Spencer Dinwiddie Brooklyn Nets (Photo by Sarah Stier/Getty Images)
Spencer Dinwiddie Brooklyn Nets (Photo by Sarah Stier/Getty Images) /

The Brooklyn Nets were amongst the better teams in the NBA this past season in pick and roll sets, will that be a continuing trend moving forward?

Last season, the Brooklyn Nets ran an average of 23.7 pick and rolls per contest—good for 5th in the NBA. This was mainly due to playing to D’Angelo Russell‘s strength as the ball handler in these situations, as he himself ran 11.4 pick and rolls sets this past season. However, as we all know, Russell is no longer part of this roster and a new point guard is in town, so with a decrease in volume will they still be as effective in running this look?

Kyrie Irving is a sensational iso scorer and so is fellow teammate, Spencer Dinwiddie.

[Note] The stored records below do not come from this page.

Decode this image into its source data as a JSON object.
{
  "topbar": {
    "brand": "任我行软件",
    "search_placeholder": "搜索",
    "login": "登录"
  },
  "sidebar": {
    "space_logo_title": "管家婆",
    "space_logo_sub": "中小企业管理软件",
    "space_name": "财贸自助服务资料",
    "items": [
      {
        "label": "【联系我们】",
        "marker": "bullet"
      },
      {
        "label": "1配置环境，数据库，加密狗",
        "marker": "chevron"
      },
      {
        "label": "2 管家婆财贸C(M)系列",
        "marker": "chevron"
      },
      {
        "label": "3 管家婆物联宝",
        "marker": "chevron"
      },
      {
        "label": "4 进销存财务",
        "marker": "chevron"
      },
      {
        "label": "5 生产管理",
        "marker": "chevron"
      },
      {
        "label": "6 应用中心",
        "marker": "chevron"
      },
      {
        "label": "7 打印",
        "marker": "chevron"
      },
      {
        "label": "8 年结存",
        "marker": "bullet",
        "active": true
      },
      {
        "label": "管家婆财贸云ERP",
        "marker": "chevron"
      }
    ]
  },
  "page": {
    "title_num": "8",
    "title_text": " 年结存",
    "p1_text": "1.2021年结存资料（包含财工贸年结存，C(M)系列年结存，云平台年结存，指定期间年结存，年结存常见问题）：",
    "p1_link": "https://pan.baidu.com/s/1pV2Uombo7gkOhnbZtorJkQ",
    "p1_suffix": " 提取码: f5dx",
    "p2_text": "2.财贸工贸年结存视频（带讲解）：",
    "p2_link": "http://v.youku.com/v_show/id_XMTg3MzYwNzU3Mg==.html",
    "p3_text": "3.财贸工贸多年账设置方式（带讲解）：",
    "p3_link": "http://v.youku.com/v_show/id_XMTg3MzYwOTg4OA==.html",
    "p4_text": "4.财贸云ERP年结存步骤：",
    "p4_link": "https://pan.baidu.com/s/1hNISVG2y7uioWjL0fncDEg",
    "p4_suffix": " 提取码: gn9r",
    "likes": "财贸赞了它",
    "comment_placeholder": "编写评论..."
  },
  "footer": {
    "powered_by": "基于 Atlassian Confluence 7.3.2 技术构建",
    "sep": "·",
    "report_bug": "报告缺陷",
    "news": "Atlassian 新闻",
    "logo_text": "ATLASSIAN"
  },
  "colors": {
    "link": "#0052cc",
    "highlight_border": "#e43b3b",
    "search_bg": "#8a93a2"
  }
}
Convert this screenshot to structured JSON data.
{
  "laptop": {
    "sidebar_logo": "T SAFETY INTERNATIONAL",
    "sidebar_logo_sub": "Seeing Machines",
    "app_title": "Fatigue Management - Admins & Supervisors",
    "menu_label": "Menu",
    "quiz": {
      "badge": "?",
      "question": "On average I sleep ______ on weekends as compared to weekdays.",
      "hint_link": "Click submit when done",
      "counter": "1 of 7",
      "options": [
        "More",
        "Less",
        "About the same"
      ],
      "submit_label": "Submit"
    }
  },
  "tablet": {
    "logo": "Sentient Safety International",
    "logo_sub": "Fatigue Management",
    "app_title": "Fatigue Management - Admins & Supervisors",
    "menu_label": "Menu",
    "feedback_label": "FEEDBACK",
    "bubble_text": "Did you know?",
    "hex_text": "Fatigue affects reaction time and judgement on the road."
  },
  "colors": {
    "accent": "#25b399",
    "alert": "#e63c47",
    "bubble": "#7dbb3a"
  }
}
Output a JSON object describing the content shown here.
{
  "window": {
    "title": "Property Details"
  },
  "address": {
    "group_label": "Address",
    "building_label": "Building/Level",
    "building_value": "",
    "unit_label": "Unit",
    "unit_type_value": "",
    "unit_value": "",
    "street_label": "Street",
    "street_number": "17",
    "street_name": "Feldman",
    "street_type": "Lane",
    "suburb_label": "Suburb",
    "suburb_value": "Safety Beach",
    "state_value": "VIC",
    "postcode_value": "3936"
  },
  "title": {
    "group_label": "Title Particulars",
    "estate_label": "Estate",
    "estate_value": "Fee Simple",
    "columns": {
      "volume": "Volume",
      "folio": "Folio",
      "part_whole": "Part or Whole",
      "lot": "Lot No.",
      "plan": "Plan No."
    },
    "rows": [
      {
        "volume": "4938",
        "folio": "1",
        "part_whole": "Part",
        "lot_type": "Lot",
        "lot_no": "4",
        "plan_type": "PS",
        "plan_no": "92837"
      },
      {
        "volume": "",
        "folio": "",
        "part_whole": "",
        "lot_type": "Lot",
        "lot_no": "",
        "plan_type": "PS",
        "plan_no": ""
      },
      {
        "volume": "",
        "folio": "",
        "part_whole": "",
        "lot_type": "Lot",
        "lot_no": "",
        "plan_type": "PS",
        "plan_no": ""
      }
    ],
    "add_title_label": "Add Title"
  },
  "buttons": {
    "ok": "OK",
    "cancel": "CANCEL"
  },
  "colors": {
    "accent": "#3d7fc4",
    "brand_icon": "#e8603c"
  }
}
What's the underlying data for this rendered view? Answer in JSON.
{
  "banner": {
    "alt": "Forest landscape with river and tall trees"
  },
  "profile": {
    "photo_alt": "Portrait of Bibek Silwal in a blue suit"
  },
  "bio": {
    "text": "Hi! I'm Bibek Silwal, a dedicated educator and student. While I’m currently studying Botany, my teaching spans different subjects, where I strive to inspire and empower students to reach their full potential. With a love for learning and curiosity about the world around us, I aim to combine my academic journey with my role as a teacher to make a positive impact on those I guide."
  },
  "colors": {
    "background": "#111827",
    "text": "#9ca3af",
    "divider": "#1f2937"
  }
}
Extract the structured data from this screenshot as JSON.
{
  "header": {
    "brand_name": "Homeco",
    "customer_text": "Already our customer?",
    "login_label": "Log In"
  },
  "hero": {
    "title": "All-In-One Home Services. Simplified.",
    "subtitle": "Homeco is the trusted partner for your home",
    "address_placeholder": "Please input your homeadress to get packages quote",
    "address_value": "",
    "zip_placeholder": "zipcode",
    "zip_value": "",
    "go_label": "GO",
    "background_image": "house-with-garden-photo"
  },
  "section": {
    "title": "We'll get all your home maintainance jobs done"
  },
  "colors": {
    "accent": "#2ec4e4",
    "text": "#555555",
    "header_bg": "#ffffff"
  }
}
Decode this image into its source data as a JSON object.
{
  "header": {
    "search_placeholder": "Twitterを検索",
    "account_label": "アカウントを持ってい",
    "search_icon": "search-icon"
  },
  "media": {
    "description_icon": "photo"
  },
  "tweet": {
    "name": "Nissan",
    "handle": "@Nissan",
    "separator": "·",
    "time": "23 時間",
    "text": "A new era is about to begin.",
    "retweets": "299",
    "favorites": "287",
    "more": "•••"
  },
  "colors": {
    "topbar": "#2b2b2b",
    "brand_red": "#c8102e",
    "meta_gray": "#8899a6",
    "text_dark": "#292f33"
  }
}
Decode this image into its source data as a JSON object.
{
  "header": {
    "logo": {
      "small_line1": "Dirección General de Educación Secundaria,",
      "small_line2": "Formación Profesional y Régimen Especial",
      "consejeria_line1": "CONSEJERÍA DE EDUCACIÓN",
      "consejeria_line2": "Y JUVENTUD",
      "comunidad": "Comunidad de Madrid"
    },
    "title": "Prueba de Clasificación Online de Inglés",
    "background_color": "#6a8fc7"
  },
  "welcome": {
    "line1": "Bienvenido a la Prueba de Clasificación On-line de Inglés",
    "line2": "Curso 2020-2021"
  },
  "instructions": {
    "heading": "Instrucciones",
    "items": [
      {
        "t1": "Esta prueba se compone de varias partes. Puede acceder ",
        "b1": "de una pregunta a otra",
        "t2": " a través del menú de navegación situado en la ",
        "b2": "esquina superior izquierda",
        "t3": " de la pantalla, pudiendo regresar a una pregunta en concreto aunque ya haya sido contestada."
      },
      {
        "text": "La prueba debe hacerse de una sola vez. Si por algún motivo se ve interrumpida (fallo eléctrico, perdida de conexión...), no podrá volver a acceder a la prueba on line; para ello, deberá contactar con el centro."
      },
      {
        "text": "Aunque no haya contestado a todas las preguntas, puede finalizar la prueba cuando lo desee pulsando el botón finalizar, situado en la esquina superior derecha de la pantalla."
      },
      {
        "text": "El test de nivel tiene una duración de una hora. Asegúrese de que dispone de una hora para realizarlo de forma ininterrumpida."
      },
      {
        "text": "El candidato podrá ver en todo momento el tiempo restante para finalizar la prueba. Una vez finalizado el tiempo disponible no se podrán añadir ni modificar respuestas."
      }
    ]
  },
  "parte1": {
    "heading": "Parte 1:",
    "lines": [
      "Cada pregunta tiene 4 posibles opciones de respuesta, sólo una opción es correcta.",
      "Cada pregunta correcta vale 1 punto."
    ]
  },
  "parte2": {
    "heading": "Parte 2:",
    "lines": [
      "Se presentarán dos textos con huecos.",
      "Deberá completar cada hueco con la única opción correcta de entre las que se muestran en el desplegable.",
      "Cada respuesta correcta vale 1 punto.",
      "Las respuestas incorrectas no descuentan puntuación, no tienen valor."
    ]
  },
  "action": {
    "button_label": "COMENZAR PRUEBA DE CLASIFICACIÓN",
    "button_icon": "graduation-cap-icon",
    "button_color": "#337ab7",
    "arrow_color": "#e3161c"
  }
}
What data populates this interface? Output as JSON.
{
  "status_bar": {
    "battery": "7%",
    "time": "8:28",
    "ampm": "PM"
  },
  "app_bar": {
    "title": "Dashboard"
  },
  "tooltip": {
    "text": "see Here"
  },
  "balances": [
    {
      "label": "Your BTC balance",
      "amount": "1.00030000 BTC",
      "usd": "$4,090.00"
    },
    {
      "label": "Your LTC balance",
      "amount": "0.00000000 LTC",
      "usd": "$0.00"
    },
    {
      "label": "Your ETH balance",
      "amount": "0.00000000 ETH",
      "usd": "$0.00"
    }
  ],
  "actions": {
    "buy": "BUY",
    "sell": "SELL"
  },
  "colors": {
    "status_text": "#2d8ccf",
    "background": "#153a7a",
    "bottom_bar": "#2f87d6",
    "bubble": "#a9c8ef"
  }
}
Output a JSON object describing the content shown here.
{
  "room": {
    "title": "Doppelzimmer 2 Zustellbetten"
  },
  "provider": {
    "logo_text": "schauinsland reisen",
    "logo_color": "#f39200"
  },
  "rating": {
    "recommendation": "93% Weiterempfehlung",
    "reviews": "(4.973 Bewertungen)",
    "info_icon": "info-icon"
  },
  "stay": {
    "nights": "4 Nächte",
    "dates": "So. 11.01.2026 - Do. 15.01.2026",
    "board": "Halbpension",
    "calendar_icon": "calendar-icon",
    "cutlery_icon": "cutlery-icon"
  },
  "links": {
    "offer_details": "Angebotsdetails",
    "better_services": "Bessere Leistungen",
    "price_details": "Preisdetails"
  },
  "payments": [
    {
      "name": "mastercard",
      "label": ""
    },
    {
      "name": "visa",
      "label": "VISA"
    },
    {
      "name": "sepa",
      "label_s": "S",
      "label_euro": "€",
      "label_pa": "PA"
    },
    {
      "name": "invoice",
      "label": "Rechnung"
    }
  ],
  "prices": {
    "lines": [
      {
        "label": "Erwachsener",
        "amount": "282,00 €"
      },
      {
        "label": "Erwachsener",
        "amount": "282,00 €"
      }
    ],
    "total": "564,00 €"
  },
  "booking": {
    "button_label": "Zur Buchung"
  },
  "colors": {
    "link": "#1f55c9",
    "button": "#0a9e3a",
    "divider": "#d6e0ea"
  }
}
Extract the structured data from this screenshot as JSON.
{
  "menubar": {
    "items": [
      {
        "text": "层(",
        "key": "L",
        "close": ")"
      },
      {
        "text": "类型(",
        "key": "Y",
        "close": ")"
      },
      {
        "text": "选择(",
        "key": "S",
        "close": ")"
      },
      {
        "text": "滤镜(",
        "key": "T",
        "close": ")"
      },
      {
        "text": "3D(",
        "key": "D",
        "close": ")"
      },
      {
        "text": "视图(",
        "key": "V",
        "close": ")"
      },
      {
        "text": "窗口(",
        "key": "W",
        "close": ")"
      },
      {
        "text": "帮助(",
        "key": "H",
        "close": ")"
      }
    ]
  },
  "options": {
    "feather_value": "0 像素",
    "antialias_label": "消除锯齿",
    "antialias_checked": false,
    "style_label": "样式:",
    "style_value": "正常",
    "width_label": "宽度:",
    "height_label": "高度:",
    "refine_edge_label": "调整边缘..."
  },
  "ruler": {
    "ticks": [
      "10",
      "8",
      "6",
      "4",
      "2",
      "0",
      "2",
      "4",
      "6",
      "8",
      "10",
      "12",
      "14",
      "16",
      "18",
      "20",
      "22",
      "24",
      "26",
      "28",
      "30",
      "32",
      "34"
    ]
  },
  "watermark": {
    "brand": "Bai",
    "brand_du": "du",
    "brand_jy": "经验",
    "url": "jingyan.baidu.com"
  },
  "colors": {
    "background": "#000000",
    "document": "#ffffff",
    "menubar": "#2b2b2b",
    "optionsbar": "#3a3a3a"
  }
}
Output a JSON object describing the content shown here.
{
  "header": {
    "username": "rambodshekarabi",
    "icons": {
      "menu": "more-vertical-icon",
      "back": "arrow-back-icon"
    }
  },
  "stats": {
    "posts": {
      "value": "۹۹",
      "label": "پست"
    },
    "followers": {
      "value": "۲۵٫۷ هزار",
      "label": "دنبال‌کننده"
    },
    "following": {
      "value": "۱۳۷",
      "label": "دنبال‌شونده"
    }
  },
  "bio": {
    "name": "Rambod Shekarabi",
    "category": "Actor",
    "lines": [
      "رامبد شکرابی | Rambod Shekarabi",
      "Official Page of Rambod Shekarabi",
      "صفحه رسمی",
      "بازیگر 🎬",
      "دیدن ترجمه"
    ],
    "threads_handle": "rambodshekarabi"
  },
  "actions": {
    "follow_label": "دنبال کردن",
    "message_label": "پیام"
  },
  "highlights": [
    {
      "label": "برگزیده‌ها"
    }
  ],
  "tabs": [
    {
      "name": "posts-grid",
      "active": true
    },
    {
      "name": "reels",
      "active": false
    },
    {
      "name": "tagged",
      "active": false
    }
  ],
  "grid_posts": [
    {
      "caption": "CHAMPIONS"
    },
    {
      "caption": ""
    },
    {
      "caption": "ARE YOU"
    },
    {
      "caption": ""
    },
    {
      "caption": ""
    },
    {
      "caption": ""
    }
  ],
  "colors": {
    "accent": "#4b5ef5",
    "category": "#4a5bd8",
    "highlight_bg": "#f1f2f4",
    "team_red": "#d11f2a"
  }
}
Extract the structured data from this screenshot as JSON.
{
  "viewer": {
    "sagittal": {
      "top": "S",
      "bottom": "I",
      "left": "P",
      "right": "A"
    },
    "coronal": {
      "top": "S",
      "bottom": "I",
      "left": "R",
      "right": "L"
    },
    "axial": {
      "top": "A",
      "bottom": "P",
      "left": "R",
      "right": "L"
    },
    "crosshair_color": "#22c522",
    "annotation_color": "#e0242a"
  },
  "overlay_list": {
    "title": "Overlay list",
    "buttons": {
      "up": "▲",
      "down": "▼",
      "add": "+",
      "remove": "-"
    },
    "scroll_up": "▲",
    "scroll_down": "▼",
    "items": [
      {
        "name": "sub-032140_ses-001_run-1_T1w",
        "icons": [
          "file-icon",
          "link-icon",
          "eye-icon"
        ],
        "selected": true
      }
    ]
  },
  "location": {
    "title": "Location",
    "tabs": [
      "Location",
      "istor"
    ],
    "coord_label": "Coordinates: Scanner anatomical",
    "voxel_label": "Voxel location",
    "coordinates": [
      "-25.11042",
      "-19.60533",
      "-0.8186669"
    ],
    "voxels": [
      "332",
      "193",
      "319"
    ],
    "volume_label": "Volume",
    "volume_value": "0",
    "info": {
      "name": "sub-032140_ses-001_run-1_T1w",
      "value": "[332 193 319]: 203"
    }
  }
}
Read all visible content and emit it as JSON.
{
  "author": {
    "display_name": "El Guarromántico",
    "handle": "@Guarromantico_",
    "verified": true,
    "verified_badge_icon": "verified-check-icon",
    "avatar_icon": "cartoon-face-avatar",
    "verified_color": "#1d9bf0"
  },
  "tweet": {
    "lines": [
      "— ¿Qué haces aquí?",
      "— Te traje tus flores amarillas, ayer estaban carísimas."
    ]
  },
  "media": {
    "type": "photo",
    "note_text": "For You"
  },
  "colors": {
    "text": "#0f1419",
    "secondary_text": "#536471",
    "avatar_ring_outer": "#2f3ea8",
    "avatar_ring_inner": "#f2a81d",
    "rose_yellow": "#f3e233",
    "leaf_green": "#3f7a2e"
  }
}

Irving called everyone off and got to work in an isolation setting an average of 3.0 times per game last season, and in those sets, he mustered out 0.98 points per possession. Dinwiddie ran the look 3.7 times, and he actually bettered Irving’s numbers—averaging 1.05 points per possession when isolated.

Caris LeVert also ran 2.8 plays in isolation in 2018/19; and he ranked in the 67th percentile, averaging 0.94 points per possession. So for a team who has three primary ballhandlers that are all adept when given the ball and clearing out (amongst other means of their offense), how will they fare in pick and roll sets?

Well, surprisingly, just as good if not better than they were a season ago. Maybe it’s due to the sample size, but Dinwiddie and Irving both ranked in the 85th percentile last year as the primary ball-handler in pick and roll situations while Russell was in the 67th percentile. Irving was the ball handler in 6.6 pick and roll sets last season, averaging 0.99 points per possession. Dinwiddie scored the same in the 6.2 looks he saw as the ball handler in that set.

Once again, LeVert proved capable in this look as well, scoring in the 76th percentile with the 5.7 possessions he ran per game last season. The overall volume will likely decrease, but their primary ball handlers can run this set with high efficiency.

Likewise, their roll men aren’t too shabby either. DeAndre Jordan made his bread and butter offensively as the roll man to Chris Paul and even Blake Griffin in some instances in the pick and roll as a member of the Clippers. His athleticism and ability to come down with just about anything around the rim have always made him a threat to the opposition, and in pick and roll sets defenses always had to account for him as a roll man.

He may not be in his athletic prime anymore, but he’s still incredibly efficient when rolling off a screen. Last season he averaged a whomping 1.35 points per possession in the 2.4 looks he saw as the roll man—ranking in the 93rd percentile in that regard. Given Dinwiddie and Jordan’s efficiency in this set, they could be incredibly dangerous if they build a rapport for the Nets’ second unit. That is if Allen starts games for the team next season.

Speaking of, Jarrett Allen has proven more than capable of being an above-average roll man when utilized in pick and roll sets. Amongst players that had at least 3.5 possessions as the roller, Allen finished with the highest points per possession (1.17). He’s got great hands and is steadily improving at finishing at the rim.

Next. Reasonable expectations for DeAndre Jordan. dark

Kenny Atkinson and the remainder of the coaching staff have a well-balanced roster than can score in a variety of ways; if they want the pick and roll to be a staple in their offense like it was last year—their personnel will suffice.